Top Federal Reserve officials on Monday emphasized that the labor market is far from being fully healed, underlining that the central bank will need to see significantly more progress before it feels ready to raise interest rates.
“We still have a long way to go before we reach the Federal Reserve’s maximum employment target,” John C. Williams, the president of the Federal Reserve Bank of New York, said in a speech Monday afternoon.
Leading Fed officials — including Fed chairman Mr Williams, Lael Brainard and Jerome H. Powell — have issued similar assessments of the outlook in recent days and weeks. They have pointed out that the economy is recovering quickly, bringing back jobs and normal business activities, and that existing supply chain disruptions and recruitment difficulties will not last forever.
But they say the recovery is incomplete and it’s worth being modest about the path ahead, especially as the Delta variant shows the coronavirus could disrupt progress.
“Delta emphasizes the importance of paying attention to economic results and not getting too attached to prospects that could be tarnished by evolving virus conditions,” said Ms Brainard, a Fed governor, in her prepared remarks on Monday.
Those comments came on the heels of the Fed’s September meeting, when the central bank’s policy-making committee made it clear that officials could begin phasing out their sizable asset purchase program as early as November. They have bought $120 billion in government and government-backed securities each month.
Monday’s speeches emphasized that as officials prepare to take that first step away from full-fledged economic support, they are trying to separate the decision from the Fed’s path for its key policy rate, which has been set to zero.
Central bankers have said they want the economy to return to full employment and inflation to be on track to average 2 percent over time before interest rates bounce off their lows.
That makes the debate about the potential of the labor market a crucial part of the Fed’s policy discussion.
Some regional Fed presidents, including James Bullard of the Federal Reserve Bank of St. Louis and Robert S. Kaplan of the Federal Reserve Bank of Dallas, have suggested that the job market may be tighter than it appears, citing data including vacancies and retirement.
But mr. Williams said Monday that there is still a lot of room for improvement in the job market.
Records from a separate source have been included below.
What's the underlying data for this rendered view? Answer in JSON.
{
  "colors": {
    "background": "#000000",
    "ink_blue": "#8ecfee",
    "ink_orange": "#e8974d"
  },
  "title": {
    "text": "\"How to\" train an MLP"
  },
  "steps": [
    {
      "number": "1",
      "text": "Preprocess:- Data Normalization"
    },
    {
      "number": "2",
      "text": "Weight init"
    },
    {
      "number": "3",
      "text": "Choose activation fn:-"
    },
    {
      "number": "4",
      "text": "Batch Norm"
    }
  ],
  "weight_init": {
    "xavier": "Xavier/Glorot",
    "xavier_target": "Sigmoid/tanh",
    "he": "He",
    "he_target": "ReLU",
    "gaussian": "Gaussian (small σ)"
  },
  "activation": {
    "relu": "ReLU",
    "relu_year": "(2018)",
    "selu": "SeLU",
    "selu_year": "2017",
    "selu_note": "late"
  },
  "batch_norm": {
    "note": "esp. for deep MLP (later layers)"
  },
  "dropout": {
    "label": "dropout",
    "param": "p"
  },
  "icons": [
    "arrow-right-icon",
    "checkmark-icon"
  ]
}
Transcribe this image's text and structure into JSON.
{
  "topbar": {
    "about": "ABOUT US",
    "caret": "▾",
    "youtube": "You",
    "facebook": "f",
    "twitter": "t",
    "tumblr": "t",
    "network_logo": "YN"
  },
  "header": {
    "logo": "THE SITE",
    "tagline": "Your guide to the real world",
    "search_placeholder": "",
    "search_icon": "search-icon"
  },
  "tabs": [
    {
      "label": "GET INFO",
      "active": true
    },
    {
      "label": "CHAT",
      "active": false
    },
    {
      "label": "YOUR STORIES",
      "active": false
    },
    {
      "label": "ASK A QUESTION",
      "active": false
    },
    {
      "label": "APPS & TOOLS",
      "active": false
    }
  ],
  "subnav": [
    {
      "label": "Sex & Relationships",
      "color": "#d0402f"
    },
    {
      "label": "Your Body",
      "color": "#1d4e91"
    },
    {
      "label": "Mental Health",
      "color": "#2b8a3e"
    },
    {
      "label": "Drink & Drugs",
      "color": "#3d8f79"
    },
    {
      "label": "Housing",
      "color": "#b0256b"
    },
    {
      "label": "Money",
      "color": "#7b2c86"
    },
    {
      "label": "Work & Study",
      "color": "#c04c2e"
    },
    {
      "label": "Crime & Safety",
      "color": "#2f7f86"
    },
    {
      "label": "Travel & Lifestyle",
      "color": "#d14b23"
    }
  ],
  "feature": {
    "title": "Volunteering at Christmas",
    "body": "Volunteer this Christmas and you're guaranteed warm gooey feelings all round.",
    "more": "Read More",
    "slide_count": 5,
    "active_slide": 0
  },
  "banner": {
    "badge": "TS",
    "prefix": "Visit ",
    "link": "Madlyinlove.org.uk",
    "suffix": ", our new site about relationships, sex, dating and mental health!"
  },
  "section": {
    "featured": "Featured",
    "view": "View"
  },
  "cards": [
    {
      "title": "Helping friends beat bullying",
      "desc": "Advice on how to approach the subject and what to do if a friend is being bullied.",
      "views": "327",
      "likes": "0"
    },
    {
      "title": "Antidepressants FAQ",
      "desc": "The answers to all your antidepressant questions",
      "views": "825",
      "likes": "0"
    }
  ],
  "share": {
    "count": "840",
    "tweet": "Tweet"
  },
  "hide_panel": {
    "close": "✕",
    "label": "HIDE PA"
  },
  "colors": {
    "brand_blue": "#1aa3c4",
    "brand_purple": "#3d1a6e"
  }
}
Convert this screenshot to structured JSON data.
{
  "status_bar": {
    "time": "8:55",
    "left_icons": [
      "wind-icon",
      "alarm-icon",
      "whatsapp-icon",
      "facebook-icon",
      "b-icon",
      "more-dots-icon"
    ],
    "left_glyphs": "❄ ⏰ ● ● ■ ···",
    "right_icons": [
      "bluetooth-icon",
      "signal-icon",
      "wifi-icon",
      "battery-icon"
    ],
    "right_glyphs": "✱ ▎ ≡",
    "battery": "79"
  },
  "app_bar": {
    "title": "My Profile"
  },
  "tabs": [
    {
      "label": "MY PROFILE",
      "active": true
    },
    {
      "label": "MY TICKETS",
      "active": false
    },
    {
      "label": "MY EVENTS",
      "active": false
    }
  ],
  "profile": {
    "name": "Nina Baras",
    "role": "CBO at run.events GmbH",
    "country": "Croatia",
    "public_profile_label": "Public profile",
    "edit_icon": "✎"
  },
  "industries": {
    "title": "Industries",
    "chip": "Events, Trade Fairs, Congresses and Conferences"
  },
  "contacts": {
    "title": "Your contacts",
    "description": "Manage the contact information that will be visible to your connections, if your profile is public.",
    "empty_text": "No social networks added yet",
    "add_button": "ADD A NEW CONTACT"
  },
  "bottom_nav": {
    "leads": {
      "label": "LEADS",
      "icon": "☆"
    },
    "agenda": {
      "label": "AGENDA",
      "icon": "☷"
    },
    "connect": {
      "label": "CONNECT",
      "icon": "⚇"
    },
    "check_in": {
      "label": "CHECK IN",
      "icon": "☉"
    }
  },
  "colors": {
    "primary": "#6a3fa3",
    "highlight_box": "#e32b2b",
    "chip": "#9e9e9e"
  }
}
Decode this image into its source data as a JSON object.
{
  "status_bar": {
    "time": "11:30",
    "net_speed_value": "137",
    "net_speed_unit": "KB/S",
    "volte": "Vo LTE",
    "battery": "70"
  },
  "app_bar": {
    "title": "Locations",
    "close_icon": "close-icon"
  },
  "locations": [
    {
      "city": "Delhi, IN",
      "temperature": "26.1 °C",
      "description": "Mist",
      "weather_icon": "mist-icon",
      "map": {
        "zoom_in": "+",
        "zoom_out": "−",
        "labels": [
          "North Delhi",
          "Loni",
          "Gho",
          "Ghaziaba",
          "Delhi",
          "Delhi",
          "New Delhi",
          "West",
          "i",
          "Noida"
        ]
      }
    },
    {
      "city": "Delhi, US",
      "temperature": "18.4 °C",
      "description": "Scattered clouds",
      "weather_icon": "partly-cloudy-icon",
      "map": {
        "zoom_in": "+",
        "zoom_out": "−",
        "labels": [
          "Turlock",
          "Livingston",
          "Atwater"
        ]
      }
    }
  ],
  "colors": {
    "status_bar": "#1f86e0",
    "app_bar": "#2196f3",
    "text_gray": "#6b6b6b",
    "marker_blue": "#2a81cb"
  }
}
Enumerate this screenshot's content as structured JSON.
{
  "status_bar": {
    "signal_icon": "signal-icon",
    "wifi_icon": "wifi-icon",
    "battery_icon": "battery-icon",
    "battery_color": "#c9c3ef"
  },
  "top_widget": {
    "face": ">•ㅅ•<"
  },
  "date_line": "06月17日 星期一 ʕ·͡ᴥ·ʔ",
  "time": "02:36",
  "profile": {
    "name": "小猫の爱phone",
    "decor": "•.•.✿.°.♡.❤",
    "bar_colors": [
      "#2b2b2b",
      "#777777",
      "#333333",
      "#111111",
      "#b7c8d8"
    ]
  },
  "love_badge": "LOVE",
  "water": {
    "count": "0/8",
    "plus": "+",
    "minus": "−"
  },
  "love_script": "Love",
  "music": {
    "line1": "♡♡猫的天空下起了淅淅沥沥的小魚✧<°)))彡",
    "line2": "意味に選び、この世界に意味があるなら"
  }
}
While the unemployment rate has fallen from pandemic highs, he said the Fed is looking at more than just that number, tracking only people who are actively looking for work. The Fed also wants the employment rate to bounce back. He pointed out that a high number of vacancies is not a clear signal that the job market has healed.
“Even when vacancies are at record highs, vacancies are not jobs,” said Mr Williams. “These vacancies are not filled immediately.”
While Mr Williams said he had been monitoring the impact of the reopening of schools on the job market, he said he didn’t think it would cause a huge surge in people returning to work this month or in October. .
“It may take a little longer for the labor supply to fully recover,” he said.
Ms Brainard rejected the idea that employment rates – the proportion of adults who are working or looking for a job – may not return to pre-pandemic levels.
“The claim that the employment rate has fallen permanently as a result of a recession is not new,” she says. A similar debate took place after the 2008 financial crisis and employment eventually recovered, especially for people in their prime.
Ms. Brainard warned that Delta was slowing down progress in the job market. Last week, there were more than 2,000 virus-related school closures in nearly 470 school districts, she said, and “the possibility of further unpredictable disruptions could cause some parents to postpone their plans to return to the workforce.”